Packed with practical advice, this hands-on guide provides valuable information you need to most effectively optimize and manage the XenServer open source virtualization platform. Whether you run a modest installation of a few blades or multiple global enterprise datacenters, this book focuses on the most critical issues you’re likely to encounter when designing a XenServer deployment and helps you handle day-to-day management tasks.
Tim Mackey and J.K. Benedict from Citrix Systems, the company that manages XenServer, show you how to design a deployment through best practices, deployment blueprints, and installation guidelines. The book’s second part features concise, easy-to-implement recipes for day-to-day management, such as user rights, backup strategies, and hardware maintenance.
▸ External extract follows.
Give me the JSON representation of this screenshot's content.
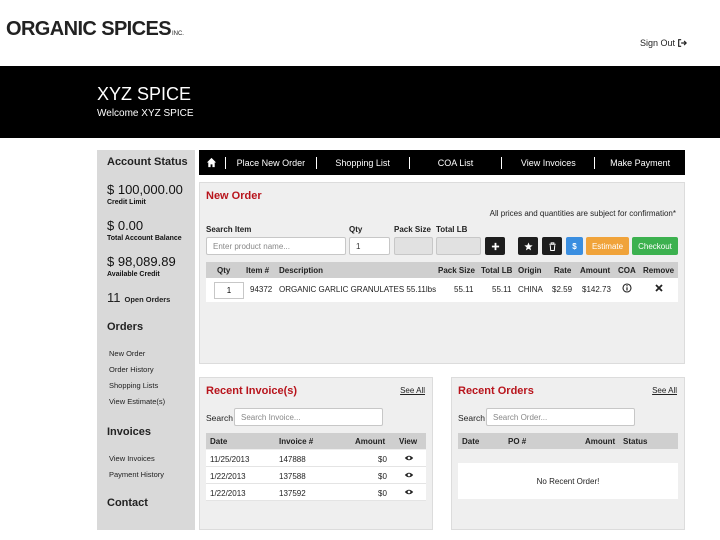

Learn precisely what makes a XenServer work, and how it can host 1000 virtual machines
Explore the core components of a production XenServer environment
Investigate several options on how and where to install XenServer
Examine several factors for "right sizing" your XenServer deployment to fit your needs
Work with a decision tree to optimize your XenServer deployment design
Understand how to accommodate guest VM virtualization modes
Use recipes that help you plan for, obtain, and apply XenServer upgrades
Designing a Successful XenServer Deployment
Chapter 1What Is a XenServer?
The Xen Hypervisor
Tooling for Xen Virtualization
Chapter 2Core Architecture and Critical Components
The animal on the cover of XenServer Administration Handbook is a plain xenops (Xenops minutus). It is part of the Furnariidae family and can be found throughout the rainforests of Central and South America, as well as Mexico. They are also known as "ovenbirds."
Both males and females have a similar look, but immature xenopses have dark brown throats. Adults are fairly small, weighing an average of 12 grams and measuring about 12 centimeters in length. Plummage on the heads is a light brown, with an even lighter stripe that starts from the base of the bill, extends above the eye, and ends toward the back of the head. Their "cheeks" also include a lighter-colored strip of plummage. The rest of the body is also of a brown color, but turns slightly reddish toward the tail. Wings are of a darker shade of brown than the upper parts.
The plain xenops' diet relies heavily on insects (namely ants) and their larvae caught within decaying tree and shrub branches. The bird is sometimes hard to spot as it moves in all directions on tree trunks, in search of its next meal.
When breeding, both male and female plain xenops create a nest between 1.5 and 9 meters off the ground, within a tree trunk or branch in decay. Both sexes also take turns in incubating the eggs. Each female averages two eggs per breeding.
Many of the animals on O'Reilly covers are endangered; all of them are important to the world. To learn more about how you can help, go to animals.oreilly.com.
The cover image is from Shaw's Zoology. The cover fonts are URW Typewriter and Guardian Sans. The text font is Adobe Minion Pro; the heading font is Adobe Myriad Condensed; and the code font is Dalton Maag's Ubuntu Mono.
Comments about oreilly XenServer Administration Handbook:
Considered one of the leading hypervisors, XenServer has undergone major renovation and rejuvenation since being open-sourced back in the spring of 2013. Since then, the latest stable release of XenServer 6.5 SP1 supports many new features that have been added or revived while better performance and scalability make for a platform capable of handling the demands of desktop and server virtualization, alike. This compilation covers the basics of installation and guest operating system deployment, as well as many important aspects of general system administration presented in practical terms. Lots of tips, tricks and caveats are presented that can be put good use. The authors have a treasure trove of experience to draw on and share details not only hard to find in general. The emphasis of this book is very much on the "practical recipes" aspect. As a bonus, some information on the anticipated differences and enhancements with the next XenServer release, code-named Dundee, are given.
-Tobias Kreidl - ITS Team Lead at Northern Arizona University
Bottom Line Yes, I would recommend this to a friend